Residential settlement of Immigrants and their experiences in the US urban labor market


Using a confidential data set extracted from the United States Decennial Long Form Data 2000 and a multilevel regression modeling strategy, this article presents a case study of Chinese immigrants in the San Francisco metropolitan area. The results of this study suggest that the social process of labor market segmentation is contingent on the immigrant geography of residence and workplace. Whereas the direction and magnitude of the spatial contingency are different between men and women, residency in Chinese immigrant-concentrated areas is perpetuating gender occupational segregation by skill level. Abundant ethnic resources might exist in ethnic neighborhoods and enclaves for certain types of employment opportunities; however, these resources do not necessarily help Chinese immigrant workers, especially women, to move upward in the labor market hierarchy.
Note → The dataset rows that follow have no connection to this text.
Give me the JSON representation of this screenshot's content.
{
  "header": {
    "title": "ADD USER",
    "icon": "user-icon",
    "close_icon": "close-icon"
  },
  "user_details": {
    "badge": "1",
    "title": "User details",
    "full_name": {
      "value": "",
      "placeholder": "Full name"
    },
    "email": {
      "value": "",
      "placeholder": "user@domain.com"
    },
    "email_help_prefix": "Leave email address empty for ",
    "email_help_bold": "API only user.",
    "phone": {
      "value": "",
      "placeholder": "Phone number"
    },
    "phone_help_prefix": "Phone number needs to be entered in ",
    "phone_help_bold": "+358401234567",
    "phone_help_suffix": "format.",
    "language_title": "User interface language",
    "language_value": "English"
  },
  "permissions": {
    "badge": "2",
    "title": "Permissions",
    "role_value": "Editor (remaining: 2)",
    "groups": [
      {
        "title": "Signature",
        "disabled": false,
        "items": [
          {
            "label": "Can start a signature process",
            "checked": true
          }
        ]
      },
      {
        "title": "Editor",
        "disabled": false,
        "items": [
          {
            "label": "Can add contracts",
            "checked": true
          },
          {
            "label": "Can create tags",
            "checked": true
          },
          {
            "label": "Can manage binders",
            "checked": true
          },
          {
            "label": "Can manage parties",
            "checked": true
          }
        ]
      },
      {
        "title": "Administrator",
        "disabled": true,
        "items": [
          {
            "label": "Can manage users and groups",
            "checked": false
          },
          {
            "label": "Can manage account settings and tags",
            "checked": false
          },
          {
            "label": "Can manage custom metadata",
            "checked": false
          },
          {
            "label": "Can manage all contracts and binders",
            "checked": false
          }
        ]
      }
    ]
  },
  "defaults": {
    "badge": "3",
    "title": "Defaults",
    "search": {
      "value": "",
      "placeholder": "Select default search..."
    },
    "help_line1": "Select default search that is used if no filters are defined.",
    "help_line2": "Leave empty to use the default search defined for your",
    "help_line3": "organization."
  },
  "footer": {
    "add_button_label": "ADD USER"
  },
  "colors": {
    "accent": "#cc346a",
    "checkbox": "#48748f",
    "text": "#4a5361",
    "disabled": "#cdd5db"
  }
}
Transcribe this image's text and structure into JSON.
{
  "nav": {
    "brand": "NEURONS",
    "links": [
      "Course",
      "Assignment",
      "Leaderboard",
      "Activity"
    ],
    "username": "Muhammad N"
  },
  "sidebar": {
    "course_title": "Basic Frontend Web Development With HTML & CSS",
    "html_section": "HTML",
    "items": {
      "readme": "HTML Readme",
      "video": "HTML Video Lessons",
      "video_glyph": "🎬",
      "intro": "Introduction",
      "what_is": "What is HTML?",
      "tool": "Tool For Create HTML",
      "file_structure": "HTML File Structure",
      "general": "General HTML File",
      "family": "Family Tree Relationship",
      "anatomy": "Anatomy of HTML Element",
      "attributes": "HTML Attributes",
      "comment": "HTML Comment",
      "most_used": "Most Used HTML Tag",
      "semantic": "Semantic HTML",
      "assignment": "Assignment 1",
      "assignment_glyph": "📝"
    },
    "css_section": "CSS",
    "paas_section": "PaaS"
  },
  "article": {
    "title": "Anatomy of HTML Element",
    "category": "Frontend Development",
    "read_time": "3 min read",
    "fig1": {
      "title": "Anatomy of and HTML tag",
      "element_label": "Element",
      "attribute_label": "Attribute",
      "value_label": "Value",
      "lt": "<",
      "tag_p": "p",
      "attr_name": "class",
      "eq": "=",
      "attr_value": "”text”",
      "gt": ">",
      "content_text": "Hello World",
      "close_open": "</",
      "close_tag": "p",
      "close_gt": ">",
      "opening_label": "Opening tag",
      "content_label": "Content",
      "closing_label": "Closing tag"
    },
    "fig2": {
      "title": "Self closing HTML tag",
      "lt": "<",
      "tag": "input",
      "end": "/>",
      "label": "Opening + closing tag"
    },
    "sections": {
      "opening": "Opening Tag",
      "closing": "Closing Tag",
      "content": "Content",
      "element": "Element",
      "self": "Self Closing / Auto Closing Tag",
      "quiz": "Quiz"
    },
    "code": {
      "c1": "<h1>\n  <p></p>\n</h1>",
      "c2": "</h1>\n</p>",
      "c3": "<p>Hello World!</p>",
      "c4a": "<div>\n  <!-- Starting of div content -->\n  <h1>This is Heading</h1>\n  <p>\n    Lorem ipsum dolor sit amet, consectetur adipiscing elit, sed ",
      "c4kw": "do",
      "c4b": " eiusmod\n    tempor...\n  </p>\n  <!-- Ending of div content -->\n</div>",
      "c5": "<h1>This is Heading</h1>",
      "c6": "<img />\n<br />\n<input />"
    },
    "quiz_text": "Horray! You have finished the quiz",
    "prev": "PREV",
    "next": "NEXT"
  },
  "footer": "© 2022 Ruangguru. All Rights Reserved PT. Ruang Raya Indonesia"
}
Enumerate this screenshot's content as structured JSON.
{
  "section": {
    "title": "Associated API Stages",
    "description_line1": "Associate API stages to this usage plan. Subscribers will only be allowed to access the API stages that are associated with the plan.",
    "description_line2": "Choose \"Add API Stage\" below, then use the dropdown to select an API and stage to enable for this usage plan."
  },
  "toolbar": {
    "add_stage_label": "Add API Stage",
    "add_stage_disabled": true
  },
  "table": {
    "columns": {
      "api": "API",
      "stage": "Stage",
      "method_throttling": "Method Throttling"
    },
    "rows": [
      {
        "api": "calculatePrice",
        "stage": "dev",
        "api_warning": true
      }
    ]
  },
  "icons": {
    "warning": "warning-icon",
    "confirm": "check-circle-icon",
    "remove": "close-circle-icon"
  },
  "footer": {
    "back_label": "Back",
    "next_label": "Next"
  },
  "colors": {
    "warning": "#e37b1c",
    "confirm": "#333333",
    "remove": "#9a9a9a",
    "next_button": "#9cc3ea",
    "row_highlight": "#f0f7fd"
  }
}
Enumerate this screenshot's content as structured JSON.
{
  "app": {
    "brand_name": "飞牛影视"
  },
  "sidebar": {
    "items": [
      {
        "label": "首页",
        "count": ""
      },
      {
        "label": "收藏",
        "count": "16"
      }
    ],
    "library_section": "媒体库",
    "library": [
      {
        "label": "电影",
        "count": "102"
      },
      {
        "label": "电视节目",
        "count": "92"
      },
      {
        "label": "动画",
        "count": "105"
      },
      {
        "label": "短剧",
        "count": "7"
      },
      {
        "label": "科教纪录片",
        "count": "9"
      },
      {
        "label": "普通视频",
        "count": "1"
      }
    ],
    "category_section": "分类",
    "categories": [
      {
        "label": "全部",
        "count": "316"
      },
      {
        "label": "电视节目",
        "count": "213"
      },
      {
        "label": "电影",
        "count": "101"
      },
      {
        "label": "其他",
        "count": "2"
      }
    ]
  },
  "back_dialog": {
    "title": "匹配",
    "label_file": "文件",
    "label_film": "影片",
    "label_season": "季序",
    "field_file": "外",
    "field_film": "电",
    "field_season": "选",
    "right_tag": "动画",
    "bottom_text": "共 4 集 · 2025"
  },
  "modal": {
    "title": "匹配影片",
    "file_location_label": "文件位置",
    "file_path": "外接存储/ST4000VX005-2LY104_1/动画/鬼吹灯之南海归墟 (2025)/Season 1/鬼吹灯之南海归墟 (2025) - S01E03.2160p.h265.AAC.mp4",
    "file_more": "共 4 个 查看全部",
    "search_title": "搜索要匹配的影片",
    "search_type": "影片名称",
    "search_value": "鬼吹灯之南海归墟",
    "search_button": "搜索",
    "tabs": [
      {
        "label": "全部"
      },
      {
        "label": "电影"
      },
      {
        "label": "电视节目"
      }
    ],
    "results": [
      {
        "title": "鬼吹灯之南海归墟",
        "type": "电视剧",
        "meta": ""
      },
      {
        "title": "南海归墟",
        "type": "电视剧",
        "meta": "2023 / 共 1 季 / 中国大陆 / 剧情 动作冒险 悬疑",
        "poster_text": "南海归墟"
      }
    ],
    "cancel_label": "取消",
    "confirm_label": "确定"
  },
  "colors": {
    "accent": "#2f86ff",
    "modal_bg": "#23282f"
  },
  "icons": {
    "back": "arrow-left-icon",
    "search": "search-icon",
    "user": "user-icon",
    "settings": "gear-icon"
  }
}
The full article can be found here: Wang, Q. 2010. How Does Geography Matter in the Ethnic Labor Market Segmentation Process? A Case Study of Chinese Immigrants in the San Francisco CMSA. The Annals of Association of American Geographers 100 (1): 182 – 201